Another one a few SUVs down was also promising, but no luck.
Holding her breath, she pressed the alarm on her key. With a whoosh of anger, she let the breath out. Wherever her car was, it was too far to respond to the key.
Finally, in frustration, she called her husband. Not that he would know where she parked, but at least she could vent while she walked. She was starting to gain attention from the other shoppers.
"Hey, hon, any idea where I parked?"
There was slight laughter on the other end. "No."
"Well, you might want to find something for you and the kids to eat, because every single stinkin' car is now a black SUV and I don't know how long it will take me to find ours."
Silence on the other end.
"Hon? You still there?" Her mind was already racing towards anger at dropped calls.
Very quietly, her husband responds. "Sweetie, you drove the sedan today, not the SUV."
Realization dawns, and quietly, she says "Thank you. Love you." and hangs up the phone. She turns around, and there it is, the tail end of their old blue sedan.

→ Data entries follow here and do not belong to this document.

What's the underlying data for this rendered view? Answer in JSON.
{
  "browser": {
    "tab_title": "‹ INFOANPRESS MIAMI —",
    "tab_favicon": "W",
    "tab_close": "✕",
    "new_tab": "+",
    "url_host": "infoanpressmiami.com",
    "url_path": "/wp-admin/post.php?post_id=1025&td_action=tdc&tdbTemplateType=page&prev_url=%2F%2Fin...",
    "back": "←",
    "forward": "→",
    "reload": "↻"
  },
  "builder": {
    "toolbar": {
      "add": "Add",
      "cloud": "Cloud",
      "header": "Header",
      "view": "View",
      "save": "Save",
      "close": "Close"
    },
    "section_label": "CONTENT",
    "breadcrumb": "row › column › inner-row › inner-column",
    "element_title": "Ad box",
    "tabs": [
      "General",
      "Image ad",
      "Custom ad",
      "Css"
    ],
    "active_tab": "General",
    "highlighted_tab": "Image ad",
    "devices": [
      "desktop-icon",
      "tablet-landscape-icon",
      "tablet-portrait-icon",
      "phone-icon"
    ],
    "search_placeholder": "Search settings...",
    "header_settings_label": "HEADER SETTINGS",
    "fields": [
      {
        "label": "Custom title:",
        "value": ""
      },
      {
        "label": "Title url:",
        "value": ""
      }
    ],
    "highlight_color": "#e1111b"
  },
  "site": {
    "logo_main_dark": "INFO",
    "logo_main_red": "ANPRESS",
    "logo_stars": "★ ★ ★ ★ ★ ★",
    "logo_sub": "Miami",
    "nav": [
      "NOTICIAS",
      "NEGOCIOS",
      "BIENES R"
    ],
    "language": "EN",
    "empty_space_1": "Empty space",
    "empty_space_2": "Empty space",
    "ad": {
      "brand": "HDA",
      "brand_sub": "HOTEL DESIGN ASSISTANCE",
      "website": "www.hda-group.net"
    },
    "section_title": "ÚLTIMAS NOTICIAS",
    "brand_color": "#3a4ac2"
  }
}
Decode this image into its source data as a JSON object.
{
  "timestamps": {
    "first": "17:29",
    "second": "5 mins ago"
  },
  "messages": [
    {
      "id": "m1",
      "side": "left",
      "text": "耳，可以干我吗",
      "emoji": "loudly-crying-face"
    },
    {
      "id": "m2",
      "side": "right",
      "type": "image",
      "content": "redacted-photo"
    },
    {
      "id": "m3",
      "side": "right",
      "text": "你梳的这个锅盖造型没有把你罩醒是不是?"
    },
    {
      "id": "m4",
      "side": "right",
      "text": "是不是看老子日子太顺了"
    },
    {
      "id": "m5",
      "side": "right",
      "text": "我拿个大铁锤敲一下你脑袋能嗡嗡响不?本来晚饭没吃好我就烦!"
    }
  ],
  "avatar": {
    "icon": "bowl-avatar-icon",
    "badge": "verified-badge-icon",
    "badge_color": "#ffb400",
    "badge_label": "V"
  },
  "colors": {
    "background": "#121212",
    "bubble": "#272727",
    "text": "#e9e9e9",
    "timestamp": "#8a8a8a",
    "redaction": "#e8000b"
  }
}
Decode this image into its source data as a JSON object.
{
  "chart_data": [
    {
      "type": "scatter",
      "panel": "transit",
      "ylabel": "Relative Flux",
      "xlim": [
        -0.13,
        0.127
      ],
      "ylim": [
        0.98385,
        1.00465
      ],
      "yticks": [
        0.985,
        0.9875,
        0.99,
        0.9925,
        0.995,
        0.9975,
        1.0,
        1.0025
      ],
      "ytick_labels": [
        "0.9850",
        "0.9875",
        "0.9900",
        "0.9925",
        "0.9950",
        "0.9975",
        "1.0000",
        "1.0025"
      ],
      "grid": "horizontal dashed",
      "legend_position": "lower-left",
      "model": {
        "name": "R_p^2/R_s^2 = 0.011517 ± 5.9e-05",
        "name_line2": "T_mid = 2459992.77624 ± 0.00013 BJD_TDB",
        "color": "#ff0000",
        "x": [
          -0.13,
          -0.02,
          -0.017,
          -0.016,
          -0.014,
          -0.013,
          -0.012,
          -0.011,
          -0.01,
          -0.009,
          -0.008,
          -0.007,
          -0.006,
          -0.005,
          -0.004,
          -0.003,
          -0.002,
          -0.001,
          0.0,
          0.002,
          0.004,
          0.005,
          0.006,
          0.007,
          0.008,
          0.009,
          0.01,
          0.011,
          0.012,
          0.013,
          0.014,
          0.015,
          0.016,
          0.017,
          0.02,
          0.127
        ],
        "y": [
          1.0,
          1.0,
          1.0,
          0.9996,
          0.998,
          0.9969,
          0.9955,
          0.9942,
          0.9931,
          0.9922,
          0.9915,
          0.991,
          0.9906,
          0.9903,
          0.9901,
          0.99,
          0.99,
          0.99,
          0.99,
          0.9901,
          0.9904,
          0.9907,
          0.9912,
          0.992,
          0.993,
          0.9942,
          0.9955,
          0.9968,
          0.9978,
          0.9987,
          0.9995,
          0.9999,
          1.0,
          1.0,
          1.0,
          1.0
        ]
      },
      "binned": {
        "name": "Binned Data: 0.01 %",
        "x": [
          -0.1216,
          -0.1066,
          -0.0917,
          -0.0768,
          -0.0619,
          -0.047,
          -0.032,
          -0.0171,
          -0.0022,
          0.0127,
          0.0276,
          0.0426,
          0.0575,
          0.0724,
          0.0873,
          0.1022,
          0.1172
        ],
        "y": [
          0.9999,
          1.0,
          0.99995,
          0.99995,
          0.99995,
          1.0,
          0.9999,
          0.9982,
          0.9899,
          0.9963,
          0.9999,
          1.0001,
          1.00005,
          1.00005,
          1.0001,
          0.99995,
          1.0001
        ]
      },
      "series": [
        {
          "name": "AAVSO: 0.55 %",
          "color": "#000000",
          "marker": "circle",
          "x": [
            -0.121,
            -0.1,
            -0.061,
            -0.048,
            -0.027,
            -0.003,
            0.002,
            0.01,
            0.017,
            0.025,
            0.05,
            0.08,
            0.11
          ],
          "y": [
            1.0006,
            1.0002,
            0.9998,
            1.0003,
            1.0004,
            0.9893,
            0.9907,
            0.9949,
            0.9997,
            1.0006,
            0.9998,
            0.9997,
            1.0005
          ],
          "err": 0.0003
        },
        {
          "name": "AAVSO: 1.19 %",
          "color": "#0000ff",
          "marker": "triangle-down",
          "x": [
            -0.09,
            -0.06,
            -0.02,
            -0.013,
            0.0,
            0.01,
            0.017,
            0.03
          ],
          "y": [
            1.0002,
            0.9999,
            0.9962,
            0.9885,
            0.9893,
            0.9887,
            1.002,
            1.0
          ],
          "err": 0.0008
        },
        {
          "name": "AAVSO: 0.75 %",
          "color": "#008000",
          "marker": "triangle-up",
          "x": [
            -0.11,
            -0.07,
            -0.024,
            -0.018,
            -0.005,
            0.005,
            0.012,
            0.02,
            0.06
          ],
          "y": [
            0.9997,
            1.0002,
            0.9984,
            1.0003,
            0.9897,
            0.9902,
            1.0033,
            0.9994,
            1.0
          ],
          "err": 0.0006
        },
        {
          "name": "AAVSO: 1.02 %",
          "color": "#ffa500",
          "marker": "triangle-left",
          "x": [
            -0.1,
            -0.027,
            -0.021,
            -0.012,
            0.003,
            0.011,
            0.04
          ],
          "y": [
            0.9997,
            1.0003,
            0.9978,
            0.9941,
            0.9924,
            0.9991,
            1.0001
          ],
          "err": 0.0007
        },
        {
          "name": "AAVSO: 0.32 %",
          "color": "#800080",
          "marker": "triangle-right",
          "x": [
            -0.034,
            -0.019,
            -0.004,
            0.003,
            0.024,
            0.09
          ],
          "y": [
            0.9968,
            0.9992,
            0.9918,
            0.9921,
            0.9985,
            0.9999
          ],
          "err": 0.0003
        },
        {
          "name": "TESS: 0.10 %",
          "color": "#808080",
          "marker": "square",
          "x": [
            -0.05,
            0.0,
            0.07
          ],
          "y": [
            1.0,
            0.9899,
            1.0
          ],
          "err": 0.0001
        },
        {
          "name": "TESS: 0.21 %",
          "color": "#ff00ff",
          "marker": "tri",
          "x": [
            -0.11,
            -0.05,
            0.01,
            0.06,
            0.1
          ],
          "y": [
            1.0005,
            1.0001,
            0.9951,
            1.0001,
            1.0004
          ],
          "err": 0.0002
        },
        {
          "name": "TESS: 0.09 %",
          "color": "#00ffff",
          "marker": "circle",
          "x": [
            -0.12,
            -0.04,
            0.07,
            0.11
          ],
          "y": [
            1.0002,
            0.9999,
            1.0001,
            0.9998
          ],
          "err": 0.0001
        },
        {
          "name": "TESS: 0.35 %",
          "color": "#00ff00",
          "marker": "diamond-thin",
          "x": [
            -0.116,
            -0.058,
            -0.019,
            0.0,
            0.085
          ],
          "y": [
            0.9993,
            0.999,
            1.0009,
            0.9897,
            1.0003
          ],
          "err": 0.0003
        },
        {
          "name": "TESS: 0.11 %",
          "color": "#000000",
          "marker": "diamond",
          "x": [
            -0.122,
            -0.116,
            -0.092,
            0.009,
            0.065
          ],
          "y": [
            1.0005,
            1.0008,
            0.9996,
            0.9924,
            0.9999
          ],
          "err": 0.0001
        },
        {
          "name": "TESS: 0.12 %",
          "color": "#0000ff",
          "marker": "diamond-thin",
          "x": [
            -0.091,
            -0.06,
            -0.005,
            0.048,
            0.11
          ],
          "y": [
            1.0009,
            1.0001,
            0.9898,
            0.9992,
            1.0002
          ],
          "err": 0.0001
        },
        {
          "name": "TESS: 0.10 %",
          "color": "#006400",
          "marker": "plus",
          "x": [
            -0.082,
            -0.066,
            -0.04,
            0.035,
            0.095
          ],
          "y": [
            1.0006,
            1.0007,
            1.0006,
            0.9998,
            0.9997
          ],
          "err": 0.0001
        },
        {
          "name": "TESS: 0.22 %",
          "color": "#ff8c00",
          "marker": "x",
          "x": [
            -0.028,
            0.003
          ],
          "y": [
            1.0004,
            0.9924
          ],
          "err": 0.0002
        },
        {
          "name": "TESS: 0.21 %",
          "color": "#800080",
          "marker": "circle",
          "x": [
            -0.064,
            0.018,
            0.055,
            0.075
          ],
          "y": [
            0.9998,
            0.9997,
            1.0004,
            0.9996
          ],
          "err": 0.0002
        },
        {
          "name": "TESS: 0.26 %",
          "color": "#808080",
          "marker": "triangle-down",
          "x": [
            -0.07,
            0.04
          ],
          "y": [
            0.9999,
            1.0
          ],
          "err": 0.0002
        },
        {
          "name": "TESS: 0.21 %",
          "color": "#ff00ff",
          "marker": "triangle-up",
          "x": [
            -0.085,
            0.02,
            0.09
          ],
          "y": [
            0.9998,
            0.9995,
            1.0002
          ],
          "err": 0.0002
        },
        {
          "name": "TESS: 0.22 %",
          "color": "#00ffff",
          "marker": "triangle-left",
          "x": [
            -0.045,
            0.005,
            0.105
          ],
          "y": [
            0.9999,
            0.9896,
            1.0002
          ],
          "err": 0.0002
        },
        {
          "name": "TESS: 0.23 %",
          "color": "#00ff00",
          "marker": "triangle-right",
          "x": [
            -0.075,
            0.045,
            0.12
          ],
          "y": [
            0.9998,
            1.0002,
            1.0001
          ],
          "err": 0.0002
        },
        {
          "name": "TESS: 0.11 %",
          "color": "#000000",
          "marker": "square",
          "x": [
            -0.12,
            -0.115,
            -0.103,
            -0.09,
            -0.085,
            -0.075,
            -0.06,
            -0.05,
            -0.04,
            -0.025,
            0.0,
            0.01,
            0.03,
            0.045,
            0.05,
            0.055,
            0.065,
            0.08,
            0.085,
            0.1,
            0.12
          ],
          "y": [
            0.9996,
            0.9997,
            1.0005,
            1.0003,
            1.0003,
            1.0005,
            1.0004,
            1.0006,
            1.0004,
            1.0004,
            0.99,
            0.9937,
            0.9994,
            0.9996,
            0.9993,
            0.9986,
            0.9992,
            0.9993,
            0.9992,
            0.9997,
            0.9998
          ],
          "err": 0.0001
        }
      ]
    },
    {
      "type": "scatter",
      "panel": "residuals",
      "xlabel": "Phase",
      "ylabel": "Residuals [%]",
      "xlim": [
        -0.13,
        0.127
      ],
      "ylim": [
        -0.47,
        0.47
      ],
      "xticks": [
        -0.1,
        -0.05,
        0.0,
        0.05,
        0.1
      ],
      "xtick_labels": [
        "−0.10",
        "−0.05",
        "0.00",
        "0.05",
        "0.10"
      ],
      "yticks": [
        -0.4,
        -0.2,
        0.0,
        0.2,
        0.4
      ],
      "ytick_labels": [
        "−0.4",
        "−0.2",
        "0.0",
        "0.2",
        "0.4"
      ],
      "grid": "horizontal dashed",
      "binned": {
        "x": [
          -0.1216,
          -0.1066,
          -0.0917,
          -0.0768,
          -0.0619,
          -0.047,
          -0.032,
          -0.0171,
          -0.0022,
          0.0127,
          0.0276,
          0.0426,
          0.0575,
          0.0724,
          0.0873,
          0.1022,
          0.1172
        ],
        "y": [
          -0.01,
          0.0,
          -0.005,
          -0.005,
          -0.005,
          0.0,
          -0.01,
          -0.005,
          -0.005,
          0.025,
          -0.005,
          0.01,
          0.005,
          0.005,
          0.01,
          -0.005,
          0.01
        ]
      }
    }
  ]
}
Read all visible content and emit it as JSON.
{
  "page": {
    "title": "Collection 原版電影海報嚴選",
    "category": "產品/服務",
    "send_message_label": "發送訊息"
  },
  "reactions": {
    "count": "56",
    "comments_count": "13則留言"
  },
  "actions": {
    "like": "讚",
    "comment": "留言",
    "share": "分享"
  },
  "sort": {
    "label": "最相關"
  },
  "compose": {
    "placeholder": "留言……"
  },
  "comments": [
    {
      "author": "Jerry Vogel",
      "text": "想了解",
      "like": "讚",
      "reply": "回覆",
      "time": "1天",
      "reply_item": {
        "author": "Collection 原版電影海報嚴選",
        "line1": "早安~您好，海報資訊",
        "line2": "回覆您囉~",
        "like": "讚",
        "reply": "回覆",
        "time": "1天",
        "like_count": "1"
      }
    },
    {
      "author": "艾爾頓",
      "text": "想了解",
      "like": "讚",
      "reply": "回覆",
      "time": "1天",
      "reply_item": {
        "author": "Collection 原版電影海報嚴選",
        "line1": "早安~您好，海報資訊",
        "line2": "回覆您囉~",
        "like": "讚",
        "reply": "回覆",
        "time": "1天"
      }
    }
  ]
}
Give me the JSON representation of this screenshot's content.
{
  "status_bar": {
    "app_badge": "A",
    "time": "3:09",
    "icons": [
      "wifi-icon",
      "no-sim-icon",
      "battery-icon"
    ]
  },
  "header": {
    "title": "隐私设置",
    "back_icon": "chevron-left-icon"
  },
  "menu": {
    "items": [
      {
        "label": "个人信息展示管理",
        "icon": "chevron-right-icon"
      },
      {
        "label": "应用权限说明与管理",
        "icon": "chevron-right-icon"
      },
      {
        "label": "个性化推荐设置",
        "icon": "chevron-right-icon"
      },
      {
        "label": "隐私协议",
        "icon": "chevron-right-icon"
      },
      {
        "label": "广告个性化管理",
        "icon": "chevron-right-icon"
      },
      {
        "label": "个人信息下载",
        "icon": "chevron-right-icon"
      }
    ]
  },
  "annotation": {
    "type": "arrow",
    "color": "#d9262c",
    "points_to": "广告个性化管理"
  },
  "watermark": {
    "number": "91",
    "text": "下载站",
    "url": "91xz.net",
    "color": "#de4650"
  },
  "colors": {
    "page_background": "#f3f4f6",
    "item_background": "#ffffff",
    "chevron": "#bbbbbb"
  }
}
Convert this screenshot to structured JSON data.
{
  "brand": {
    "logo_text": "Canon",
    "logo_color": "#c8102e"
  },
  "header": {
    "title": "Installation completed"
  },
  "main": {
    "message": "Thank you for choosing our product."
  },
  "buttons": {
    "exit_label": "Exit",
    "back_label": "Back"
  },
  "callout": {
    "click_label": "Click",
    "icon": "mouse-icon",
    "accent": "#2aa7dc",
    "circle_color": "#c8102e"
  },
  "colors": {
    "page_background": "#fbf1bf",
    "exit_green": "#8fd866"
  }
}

She carefully loads the groceries, returns the cart, and climbs into the car. Once again holding her breath, she pumps the gas pedal, inserts the key and turns. Beautifully, just like it should, the car roars to life.
She smiles. "You missed me." She's just glad the car didn't realize she had forgotten her. 12 miles was a long way to walk because your car is mad at you.